I’m often surprised when people express an interest in how newspapers work, from the inside. How stories get assigned and edited, Letters to the Editor chosen, editorial decisions made, etc.

For those of us in the business, I guess we take that all for granted, and seem more focused these days on how newspapers can survive at a time of economic trauma and free content online.

On Sunday night, to my surprise, despite a hard, cold rain (and a Jets game in the fourth quarter), about 150 people turned out for a panel discussion at the Teaneck (NJ) Jewish Center on “What Is All The Jewish News That Is Fit To Print?”

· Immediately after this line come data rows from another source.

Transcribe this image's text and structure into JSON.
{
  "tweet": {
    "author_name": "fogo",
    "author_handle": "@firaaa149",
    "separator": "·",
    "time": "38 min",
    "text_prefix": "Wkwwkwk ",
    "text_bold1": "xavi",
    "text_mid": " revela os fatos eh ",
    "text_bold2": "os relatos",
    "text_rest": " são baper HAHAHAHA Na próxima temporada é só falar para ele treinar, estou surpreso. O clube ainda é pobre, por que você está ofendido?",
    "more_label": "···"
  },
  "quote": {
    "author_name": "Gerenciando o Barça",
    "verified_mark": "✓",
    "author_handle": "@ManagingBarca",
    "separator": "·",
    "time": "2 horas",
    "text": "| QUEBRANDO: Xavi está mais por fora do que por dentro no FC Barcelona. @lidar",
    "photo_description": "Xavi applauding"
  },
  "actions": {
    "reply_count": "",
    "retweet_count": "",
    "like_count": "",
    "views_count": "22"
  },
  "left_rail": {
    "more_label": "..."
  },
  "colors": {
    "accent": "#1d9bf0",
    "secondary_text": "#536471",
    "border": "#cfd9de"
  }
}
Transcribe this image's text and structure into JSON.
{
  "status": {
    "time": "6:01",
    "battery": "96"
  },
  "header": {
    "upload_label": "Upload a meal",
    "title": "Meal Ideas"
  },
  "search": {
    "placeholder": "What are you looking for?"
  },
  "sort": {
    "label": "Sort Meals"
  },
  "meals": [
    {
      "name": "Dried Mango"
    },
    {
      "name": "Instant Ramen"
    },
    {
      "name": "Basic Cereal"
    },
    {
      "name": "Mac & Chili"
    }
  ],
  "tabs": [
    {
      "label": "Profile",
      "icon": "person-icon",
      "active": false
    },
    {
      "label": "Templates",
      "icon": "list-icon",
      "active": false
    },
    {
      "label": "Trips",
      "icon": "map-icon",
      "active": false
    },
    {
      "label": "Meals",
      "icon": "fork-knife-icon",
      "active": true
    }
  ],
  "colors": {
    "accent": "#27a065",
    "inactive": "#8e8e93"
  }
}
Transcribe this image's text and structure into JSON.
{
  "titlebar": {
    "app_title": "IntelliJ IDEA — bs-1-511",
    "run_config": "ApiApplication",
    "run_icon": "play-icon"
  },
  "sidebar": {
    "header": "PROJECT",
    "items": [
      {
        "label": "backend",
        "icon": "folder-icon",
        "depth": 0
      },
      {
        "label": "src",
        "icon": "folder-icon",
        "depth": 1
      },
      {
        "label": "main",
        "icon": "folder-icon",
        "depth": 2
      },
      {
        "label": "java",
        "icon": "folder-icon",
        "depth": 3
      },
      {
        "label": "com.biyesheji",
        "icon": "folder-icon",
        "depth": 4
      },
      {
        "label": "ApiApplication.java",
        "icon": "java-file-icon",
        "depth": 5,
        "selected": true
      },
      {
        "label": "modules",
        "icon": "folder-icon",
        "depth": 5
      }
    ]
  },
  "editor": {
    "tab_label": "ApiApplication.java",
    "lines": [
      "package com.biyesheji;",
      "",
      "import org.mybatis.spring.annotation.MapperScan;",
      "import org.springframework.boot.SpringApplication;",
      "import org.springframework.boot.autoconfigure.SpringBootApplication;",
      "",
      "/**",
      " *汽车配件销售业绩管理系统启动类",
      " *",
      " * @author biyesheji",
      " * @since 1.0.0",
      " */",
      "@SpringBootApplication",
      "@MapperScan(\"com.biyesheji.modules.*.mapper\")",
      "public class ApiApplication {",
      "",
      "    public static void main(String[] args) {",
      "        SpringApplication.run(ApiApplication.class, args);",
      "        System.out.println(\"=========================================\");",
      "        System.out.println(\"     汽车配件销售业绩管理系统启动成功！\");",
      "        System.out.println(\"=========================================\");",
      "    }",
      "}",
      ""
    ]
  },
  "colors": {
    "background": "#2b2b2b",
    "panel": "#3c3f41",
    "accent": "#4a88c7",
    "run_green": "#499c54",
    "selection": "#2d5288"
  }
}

The panelists were Sam Norich, the publisher of The Forward; Andrew Silow Carroll, editor of the New Jersey Jewish News; Rebecca Boroson, editor of the New Jersey Jewish Standard; and me.

The program’s initiator and moderator, Rabbi Lawrence Zierler of the Center, noted at the outset that he was motivated by the recent communal outburst over a decision by The Jewish Standard to publish a same-sex announcement on its social page – with strong opinions both for and against.

The dispute highlighted the issue of how a community Jewish newspaper strives to be inclusive while recognizing the sensitivities of its many different constituencies.

Curiously, though, the questions put to us by the rabbi did not speak directly to the same-sex announcement dispute. We spoke about the pressures we face from Jewish organizations and others, and the point was made that there are some very good Federation-subsidized Jewish papers and some not so good independent ones.

The consensus was that the goal is to be professional and credible, while always pushing the boundaries of what’s acceptable to report on, combining courage and common sense.

We shared some of our successes and failures along the way, and our efforts to offset the trend, especially among younger people, of foregoing newspapers to get their news online. For us to reach them will take more than finding the right apps. It will mean raising a generation that feels Jewish identity, heritage and culture are vital and meaningful to their lives.

And it will mean a stronger effort on our part to write about issues and causes they care about.

In the meantime, we’re grateful for the commitment and passion of those who do read Jewish newspapers and websites, and who hold our feet to the fire at times, as they should. May their numbers increase.

was editor and publisher of The Jewish Week from 1993 to 2019. Follow him at garyrosenblatt.substack.com.